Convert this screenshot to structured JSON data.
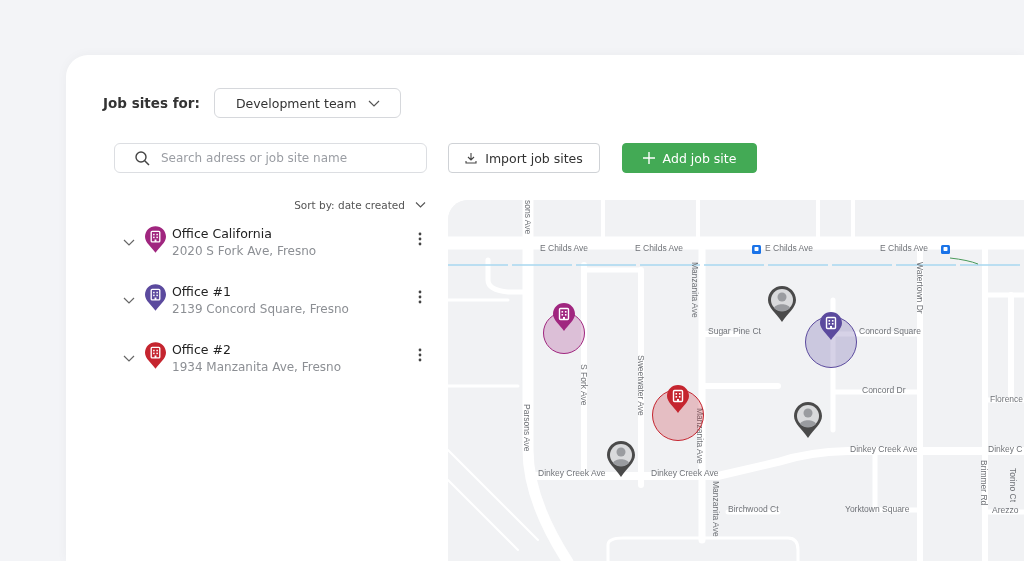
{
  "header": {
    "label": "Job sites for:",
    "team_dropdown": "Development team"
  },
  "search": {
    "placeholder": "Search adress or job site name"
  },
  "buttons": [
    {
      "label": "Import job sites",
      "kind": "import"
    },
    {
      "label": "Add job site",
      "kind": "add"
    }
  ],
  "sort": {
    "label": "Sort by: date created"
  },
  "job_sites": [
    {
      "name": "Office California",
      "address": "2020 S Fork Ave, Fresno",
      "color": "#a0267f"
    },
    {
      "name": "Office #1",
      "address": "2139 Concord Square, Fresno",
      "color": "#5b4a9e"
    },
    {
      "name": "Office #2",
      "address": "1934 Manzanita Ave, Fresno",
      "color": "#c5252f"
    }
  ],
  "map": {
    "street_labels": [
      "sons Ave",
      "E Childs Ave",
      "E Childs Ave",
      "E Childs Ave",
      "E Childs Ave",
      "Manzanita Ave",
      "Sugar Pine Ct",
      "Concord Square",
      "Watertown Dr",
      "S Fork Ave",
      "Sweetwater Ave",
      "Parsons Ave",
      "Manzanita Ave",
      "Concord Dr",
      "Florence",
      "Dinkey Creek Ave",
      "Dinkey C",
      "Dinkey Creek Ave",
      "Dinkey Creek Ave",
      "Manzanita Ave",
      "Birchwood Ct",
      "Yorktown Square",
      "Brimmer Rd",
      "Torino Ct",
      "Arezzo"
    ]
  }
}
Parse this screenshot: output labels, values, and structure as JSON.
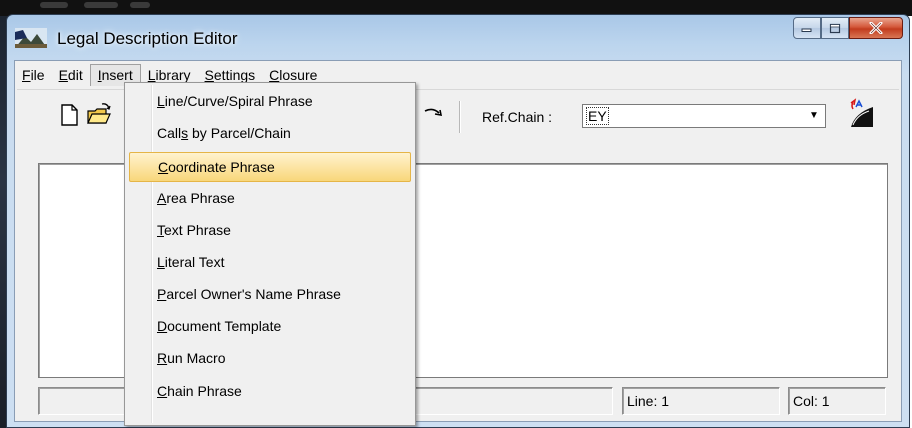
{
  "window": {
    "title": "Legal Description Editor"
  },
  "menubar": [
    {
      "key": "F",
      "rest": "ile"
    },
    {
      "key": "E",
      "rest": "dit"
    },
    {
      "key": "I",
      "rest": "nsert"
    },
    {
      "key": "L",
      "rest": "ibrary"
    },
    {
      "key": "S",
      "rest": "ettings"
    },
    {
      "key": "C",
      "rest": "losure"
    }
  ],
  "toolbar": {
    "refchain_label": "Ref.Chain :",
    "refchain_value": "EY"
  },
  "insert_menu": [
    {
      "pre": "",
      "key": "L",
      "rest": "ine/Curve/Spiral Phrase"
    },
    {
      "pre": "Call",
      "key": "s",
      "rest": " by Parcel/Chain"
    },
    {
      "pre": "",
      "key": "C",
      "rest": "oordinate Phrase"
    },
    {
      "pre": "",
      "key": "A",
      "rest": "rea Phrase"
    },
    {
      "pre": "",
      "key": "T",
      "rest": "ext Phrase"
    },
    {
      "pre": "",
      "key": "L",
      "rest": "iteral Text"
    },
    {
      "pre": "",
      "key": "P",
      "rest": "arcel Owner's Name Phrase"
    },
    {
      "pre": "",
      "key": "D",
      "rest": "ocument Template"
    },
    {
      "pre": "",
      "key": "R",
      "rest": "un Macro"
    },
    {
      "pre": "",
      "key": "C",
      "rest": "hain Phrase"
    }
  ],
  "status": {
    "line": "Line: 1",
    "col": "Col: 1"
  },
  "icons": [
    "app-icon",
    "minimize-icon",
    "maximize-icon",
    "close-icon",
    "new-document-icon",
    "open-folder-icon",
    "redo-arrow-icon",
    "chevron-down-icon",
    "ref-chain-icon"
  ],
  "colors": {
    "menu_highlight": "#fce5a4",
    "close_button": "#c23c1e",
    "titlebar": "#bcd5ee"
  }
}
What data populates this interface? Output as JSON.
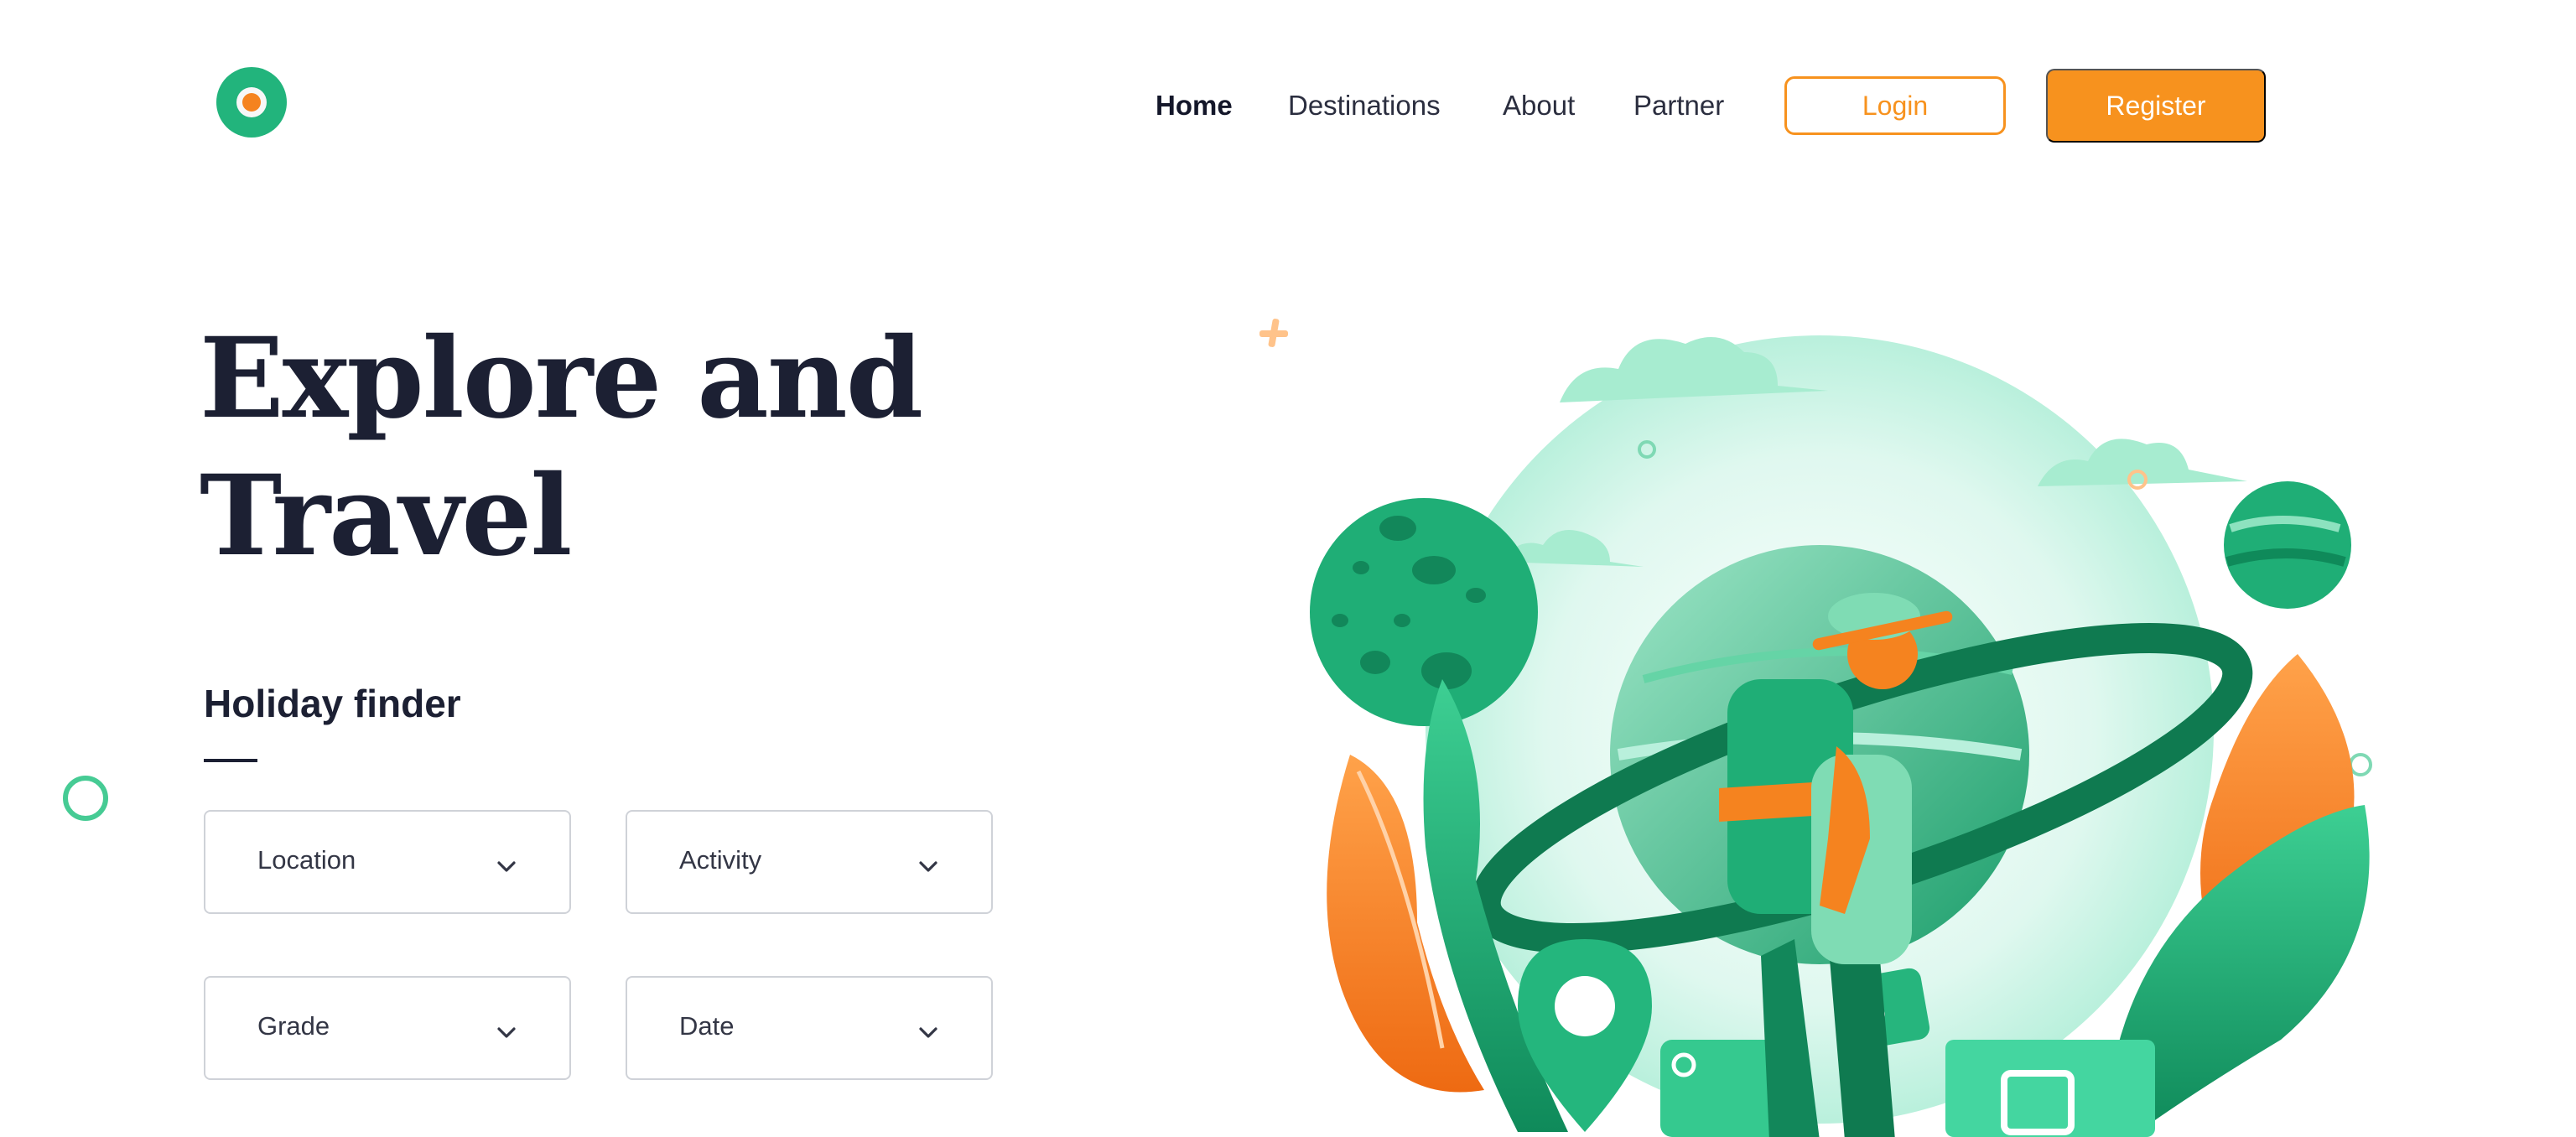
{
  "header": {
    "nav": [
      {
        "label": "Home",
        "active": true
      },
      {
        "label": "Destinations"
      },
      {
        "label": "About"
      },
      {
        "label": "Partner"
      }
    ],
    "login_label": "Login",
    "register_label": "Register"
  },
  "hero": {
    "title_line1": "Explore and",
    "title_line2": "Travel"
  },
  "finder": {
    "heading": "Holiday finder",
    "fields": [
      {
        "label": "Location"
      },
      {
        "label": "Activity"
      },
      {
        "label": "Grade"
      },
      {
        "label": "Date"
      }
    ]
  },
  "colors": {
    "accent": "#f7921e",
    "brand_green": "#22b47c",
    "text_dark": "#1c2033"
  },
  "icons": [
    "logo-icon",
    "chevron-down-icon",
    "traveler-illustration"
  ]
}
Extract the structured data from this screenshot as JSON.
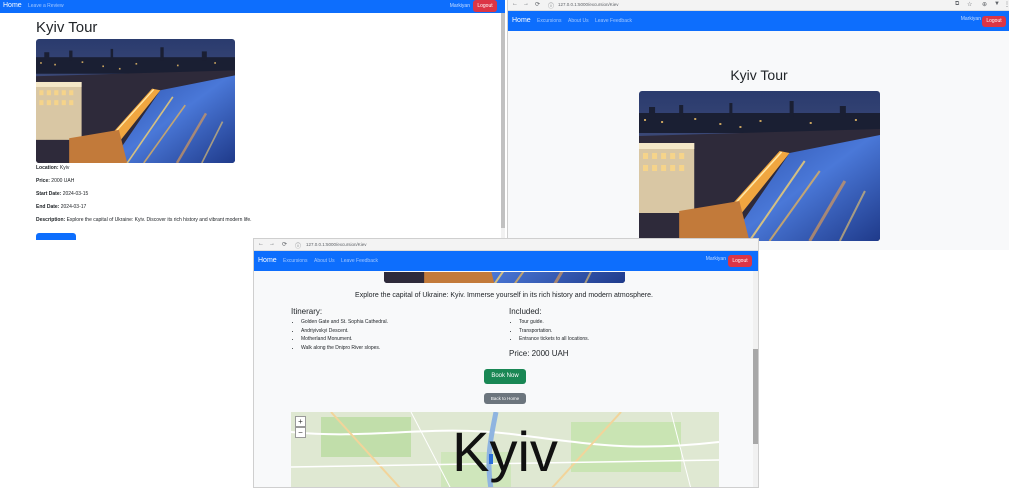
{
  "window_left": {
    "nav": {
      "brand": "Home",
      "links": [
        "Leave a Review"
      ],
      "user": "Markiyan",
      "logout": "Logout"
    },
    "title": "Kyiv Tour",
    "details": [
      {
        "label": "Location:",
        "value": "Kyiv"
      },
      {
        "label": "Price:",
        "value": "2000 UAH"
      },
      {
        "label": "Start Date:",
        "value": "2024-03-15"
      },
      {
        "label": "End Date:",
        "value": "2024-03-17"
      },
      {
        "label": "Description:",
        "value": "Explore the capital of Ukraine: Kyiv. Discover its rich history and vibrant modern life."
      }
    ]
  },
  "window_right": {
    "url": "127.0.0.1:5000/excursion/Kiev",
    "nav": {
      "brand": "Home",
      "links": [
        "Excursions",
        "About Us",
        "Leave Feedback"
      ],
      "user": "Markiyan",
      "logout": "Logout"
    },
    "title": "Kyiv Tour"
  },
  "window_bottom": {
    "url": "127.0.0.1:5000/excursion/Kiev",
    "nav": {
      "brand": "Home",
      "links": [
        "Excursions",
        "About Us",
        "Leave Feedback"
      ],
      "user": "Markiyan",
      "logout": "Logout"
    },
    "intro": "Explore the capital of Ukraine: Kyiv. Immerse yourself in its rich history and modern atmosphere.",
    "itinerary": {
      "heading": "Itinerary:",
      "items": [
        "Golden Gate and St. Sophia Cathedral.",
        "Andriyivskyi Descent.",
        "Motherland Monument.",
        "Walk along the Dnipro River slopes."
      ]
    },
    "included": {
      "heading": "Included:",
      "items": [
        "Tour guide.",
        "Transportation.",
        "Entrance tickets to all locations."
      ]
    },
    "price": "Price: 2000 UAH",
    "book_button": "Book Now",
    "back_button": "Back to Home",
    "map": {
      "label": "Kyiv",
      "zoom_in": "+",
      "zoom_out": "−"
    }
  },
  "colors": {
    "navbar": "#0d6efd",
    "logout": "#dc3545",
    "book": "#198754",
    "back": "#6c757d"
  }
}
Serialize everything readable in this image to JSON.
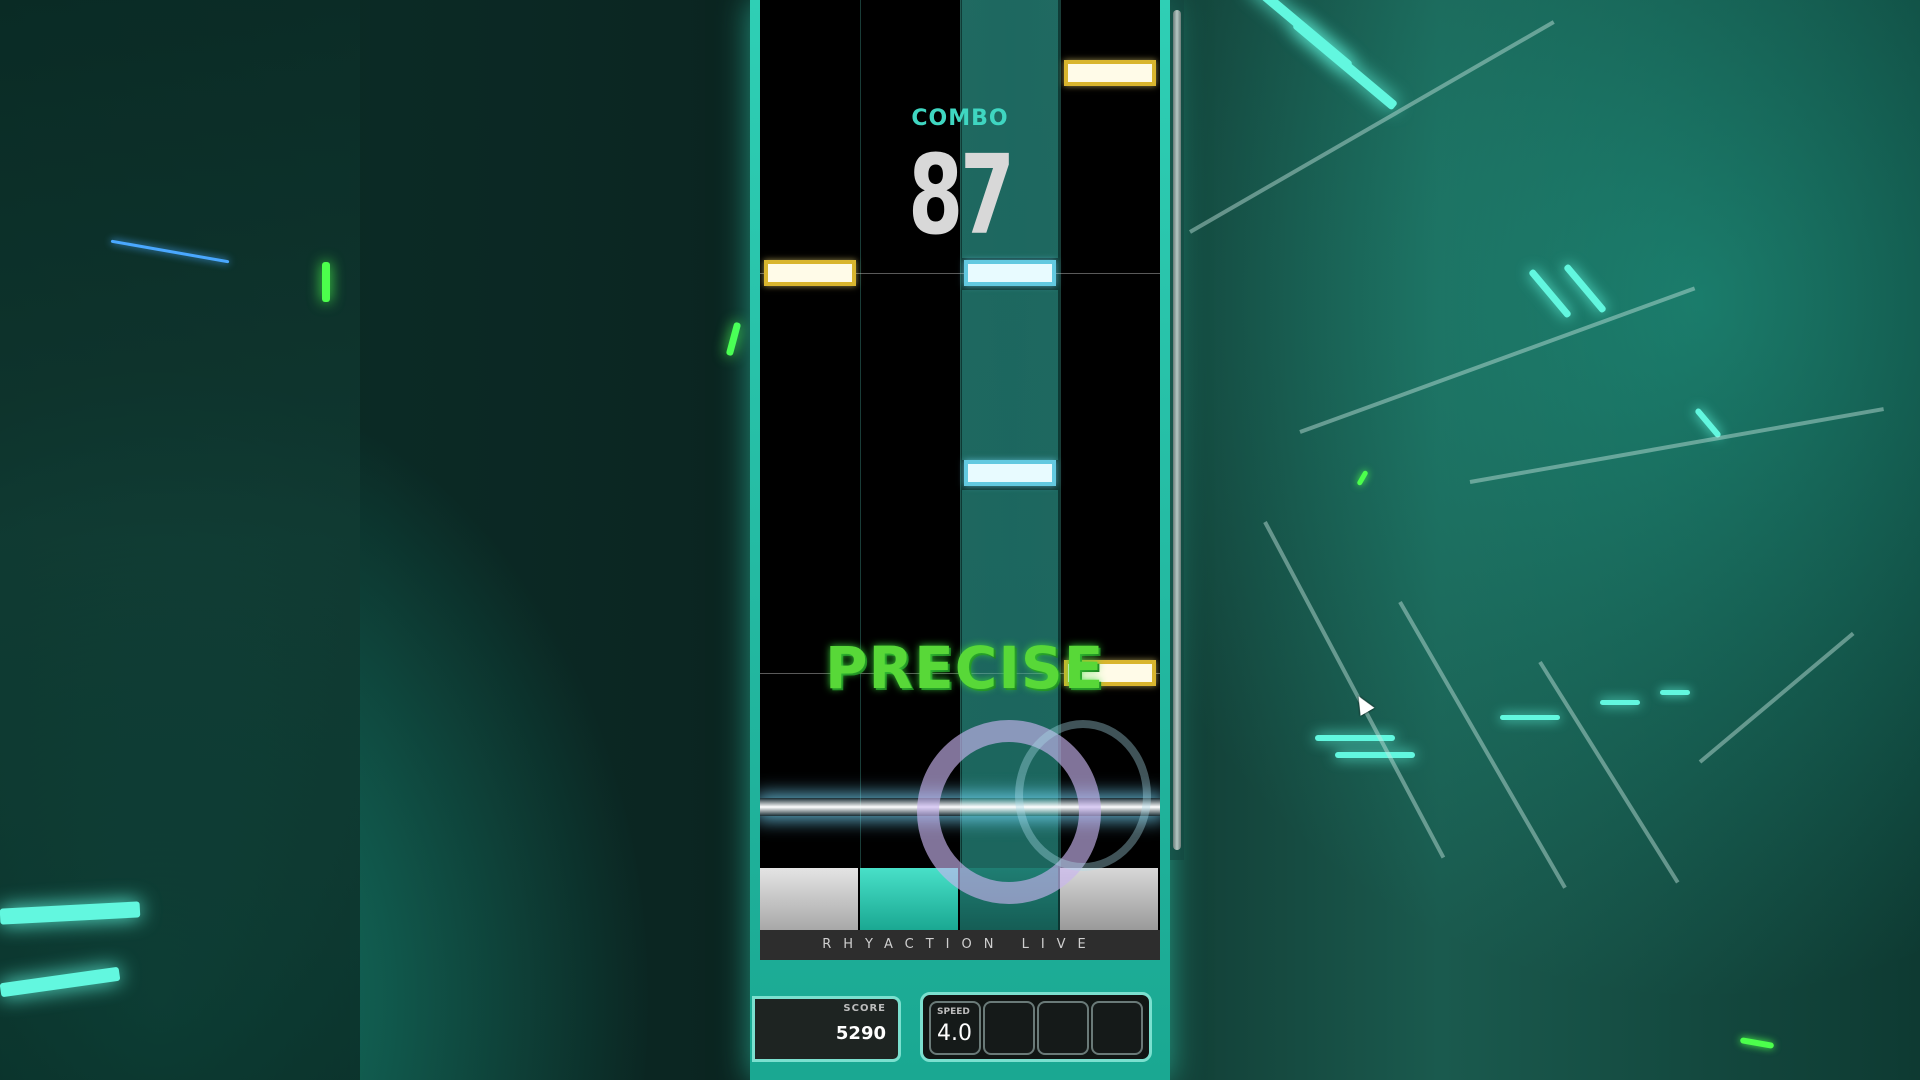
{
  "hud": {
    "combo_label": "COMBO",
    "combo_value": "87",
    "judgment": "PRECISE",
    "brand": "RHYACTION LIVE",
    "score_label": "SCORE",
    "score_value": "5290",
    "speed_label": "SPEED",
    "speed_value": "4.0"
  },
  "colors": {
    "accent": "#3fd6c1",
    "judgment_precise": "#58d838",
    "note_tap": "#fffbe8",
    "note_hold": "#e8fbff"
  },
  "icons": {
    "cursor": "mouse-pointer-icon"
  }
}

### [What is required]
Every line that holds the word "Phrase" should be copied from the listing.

### [Answer area]
      "rest": "ine/Curve/Spiral Phrase"
      "rest": "oordinate Phrase"
      "rest": "rea Phrase"
      "rest": "ext Phrase"
      "rest": "arcel Owner's Name Phrase"
      "rest": "hain Phrase"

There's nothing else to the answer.